Perception of Aspects of School Life
|It has been shown that self-perception in school, both in relation to other students and teachers plays an important role in the likelihood of dropping out. Two other factors that have also been shown to be important are student's experience of a sense of challenge in school and perceived value of school. The CORE SCALE below is designed to measure these features.|
This study shows the interaction between early school leaving and drug use. In a longitudinal study it was found that dropping out of school was a multiply determined process with early influences beginning in childhood and involving family as well as childhood and adolescent factors. Among the factors associated with dropping out were childhood exposure to drug use, family stress, low high school achievement and motivation.
This study examined the CLC programme which was aimed at delaying and reducing alcohol and drug use among high risk 14 year olds through the delivery of a programme in Church communities. The major components include community mobilisation, parent/guardian and youth training, early intervention, and follow-up case management services. Data collection before CLC initiation, after parent and youth training, reveals that CLC successfully engaged church communities in substance abuse activities, and produced positive and direct effects on family and youth resiliency. It was found to have moderating effects on onset and frequency of drug and alcohol use.
This study presents results of an apparently successful community based prevention project from the US Midwestern prevention project that begun initially in the Kansas city area.
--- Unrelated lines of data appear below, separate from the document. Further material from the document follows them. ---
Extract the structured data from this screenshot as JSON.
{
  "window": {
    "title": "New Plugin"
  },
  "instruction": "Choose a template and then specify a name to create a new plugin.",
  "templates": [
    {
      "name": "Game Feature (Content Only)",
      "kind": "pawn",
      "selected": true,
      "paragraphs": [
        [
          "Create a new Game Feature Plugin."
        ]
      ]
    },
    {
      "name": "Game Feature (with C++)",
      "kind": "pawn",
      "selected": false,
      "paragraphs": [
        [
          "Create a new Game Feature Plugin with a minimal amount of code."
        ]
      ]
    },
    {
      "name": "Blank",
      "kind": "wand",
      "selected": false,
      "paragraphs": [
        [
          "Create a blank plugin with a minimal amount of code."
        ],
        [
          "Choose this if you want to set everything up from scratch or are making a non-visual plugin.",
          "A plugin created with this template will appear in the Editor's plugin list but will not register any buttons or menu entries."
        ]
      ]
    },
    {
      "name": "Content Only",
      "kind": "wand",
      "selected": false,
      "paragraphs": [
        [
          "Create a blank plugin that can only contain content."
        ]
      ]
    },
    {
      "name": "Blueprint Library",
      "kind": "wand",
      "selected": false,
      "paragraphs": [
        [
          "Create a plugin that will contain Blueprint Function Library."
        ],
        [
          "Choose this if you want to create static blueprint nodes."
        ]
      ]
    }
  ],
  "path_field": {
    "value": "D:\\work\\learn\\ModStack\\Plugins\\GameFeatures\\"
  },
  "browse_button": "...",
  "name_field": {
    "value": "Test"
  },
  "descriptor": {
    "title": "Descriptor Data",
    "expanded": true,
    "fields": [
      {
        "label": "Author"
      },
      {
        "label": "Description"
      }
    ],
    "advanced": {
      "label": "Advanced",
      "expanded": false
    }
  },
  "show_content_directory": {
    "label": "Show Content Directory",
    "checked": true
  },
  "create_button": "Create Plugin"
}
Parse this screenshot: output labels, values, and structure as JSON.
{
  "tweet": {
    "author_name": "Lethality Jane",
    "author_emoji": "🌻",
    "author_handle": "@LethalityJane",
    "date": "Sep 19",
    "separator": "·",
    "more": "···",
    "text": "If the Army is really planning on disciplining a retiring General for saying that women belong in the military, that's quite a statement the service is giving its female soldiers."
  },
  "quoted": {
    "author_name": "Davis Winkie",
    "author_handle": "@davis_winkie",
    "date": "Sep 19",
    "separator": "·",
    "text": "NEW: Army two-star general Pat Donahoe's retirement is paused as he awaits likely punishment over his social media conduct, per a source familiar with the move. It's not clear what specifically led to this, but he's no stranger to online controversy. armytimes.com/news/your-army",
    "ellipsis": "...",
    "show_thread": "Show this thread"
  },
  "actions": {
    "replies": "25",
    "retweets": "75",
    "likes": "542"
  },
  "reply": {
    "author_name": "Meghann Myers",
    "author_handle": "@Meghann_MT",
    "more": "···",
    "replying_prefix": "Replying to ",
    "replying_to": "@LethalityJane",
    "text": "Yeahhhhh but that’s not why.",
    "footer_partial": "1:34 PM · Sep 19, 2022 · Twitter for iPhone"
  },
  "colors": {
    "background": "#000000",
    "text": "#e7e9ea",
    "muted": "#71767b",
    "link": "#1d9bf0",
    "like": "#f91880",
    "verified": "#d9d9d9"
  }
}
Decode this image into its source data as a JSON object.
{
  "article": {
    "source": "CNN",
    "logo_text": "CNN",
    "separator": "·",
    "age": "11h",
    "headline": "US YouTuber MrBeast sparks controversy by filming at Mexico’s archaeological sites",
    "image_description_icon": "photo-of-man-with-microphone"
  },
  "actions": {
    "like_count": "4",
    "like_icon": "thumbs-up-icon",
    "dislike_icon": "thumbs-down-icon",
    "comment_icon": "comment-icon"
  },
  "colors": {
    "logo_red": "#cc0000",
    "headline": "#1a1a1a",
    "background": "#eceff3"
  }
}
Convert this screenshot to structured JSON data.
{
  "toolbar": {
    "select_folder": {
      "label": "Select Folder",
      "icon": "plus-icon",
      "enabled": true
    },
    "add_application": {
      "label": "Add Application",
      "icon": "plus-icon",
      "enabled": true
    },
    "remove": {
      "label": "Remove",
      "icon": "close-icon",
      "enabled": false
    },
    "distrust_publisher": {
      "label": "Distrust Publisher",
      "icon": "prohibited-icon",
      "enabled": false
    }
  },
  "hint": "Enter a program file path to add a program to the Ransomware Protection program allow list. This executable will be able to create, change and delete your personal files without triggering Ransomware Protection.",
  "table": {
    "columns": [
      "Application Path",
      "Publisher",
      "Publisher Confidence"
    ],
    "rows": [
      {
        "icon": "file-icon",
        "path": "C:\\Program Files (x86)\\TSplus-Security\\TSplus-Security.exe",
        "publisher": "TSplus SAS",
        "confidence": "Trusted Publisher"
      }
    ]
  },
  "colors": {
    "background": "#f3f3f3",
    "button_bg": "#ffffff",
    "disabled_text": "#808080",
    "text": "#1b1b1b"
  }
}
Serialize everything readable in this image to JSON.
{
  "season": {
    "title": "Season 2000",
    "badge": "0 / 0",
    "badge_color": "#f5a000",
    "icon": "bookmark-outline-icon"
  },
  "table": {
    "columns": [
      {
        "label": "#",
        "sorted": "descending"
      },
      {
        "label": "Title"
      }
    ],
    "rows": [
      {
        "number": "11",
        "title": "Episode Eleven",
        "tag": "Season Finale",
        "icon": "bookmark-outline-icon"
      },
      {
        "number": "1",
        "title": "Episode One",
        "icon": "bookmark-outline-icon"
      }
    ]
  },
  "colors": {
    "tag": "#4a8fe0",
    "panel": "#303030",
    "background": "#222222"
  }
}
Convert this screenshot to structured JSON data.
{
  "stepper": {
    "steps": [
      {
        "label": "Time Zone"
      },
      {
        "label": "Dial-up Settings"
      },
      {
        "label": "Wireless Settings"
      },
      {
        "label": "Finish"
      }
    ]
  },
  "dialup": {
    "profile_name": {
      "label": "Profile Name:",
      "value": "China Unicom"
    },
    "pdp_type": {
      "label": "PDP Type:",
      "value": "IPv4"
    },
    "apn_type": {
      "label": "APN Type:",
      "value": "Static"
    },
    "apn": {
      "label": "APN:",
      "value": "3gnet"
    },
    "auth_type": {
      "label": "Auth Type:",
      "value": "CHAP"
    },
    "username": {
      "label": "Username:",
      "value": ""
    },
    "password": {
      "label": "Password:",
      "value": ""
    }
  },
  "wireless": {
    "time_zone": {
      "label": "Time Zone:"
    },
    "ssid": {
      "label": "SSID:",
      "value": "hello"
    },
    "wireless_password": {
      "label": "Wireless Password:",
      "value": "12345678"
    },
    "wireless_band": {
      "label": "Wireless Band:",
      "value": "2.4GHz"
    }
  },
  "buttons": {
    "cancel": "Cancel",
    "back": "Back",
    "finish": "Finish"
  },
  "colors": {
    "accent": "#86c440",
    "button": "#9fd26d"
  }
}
This project includes mass media programming, school-based program for youths, parent education and organisation, community organisation and a health policy, which were introduced sequentially into communities during a 6-year period. Analyses for 42 schools suggest that the rates of use are lower in the intervention condition than in a delayed intervention condition, with or without controlling for grade, socio-economic status. While the pilot and controls were essentially equivalent at baseline, the current (4-week) prevalence for cigarettes use were 22% and 15% for control and intervention schools, while the corresponding prevalence rates for alcohol were 12% and 9% and for marijuana 7% and 4%.
The measure of outcomes was prevalence of marijuana as well as alcohol and cigarette use in lifetime, in the last week and in the last month. Reliability for the three substances was .84, .86 and .84, respectively. Test-retest reliabilities for a sample of 396 7th grade students were .78 (alcohol), .53 (cigarettes) and .67 (marijuana) over a three week period.